- **WHAT YOU WILL DO**
Copy out every line of the records where the string "equation" occurs.

- **DATASET EXCERPTS**
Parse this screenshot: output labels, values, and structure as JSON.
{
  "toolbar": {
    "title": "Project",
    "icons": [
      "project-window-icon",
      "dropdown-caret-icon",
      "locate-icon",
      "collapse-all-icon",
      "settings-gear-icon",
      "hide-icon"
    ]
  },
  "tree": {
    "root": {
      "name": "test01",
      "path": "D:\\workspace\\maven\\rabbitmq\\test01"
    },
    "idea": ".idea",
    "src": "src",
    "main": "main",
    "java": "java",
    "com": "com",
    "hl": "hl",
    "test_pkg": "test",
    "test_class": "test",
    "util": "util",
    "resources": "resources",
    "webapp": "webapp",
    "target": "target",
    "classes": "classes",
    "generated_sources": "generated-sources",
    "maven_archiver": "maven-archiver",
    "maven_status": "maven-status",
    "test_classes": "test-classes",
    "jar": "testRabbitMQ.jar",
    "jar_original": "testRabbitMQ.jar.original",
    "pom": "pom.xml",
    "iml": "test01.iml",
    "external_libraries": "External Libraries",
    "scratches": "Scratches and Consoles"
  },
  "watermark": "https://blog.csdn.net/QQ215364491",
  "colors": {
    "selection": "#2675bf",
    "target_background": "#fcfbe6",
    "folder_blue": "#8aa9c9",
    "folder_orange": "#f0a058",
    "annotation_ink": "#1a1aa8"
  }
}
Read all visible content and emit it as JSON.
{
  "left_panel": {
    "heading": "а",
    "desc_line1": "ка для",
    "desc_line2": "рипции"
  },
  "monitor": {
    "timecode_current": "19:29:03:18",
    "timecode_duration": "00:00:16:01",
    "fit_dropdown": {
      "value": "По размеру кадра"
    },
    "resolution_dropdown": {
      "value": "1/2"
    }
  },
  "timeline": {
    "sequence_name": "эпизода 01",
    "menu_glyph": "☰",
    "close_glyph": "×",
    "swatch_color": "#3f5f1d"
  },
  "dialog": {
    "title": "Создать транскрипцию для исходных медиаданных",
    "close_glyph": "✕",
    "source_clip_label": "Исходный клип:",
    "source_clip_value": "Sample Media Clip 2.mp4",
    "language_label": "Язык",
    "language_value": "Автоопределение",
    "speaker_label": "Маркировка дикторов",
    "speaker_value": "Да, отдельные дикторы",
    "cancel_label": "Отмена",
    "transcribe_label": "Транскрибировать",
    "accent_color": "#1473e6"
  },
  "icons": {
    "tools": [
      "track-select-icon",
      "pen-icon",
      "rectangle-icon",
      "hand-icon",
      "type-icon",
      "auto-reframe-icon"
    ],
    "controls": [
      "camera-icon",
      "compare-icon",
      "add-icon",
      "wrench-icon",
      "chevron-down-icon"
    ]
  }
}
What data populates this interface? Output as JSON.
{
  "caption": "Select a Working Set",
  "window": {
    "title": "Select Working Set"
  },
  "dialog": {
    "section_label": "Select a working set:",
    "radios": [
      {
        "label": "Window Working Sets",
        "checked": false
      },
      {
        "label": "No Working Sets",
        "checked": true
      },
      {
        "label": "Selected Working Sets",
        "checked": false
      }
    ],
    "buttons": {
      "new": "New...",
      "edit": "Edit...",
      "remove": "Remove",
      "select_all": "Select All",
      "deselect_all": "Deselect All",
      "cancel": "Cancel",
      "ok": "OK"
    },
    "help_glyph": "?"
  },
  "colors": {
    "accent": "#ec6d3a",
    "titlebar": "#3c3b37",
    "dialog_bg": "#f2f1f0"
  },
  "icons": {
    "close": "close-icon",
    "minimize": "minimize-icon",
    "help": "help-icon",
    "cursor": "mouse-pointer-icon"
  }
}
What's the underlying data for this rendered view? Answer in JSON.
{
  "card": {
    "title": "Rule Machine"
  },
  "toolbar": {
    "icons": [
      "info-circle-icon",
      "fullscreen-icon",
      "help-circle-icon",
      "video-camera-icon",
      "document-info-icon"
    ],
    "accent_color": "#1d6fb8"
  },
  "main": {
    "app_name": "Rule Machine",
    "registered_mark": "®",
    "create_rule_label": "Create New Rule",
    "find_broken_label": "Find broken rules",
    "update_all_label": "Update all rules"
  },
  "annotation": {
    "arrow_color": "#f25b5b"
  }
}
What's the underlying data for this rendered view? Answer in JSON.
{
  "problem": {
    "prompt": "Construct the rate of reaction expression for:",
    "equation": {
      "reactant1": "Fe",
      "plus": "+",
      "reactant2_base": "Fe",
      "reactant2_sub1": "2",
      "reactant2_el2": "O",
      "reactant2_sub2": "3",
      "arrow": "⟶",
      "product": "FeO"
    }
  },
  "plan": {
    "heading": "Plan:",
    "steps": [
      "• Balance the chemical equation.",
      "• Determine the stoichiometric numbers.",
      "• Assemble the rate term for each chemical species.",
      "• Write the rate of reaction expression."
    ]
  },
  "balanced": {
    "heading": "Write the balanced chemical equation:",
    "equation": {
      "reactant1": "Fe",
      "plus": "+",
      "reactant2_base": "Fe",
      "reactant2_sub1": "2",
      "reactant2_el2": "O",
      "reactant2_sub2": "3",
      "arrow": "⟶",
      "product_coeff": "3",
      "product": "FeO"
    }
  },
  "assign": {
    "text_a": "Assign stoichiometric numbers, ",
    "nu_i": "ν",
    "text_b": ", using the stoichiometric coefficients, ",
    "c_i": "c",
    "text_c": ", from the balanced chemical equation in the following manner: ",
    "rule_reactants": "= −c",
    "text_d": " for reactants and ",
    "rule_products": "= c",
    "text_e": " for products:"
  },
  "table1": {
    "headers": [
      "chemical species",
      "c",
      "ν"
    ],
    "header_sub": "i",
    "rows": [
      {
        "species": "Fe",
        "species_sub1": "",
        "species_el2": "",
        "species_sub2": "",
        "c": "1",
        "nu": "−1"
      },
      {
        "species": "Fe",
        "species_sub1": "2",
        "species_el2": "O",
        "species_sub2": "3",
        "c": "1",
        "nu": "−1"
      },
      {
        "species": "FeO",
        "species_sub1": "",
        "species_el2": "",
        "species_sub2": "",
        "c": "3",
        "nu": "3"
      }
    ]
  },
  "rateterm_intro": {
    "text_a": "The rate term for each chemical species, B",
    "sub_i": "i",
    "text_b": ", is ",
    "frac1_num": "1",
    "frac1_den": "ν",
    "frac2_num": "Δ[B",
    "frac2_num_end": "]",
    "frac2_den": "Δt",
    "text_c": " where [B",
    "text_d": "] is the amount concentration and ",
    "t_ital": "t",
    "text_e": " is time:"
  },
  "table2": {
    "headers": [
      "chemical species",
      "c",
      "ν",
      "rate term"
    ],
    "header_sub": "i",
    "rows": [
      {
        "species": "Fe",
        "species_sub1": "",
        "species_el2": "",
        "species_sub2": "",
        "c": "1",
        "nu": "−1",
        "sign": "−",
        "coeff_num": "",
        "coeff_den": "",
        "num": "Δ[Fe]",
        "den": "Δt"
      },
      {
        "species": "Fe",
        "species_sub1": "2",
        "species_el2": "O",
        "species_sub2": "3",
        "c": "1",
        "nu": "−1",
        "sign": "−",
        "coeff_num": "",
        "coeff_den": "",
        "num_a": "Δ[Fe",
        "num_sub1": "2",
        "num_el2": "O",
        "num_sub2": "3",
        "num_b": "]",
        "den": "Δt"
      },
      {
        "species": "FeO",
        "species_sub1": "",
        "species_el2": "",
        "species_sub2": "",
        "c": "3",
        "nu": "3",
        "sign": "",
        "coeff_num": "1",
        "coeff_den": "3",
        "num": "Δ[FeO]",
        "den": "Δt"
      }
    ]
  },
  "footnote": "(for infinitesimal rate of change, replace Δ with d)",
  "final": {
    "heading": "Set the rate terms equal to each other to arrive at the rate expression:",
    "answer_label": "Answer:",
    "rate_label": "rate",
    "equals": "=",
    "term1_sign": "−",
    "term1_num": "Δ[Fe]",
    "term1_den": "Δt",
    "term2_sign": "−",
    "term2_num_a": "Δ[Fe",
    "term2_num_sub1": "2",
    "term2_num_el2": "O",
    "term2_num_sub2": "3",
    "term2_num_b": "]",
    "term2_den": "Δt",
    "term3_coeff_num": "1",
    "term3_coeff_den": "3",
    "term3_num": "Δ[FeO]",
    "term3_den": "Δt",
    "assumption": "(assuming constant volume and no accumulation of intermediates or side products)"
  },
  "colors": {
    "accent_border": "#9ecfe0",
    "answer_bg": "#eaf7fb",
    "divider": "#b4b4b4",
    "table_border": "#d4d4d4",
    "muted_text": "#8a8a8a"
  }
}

- **RESPONSE TO THE EXERCISE**
    "equation": {
      "• Balance the chemical equation.",
    "heading": "Write the balanced chemical equation:",
    "equation": {
    "text_c": ", from the balanced chemical equation in the following manner: ",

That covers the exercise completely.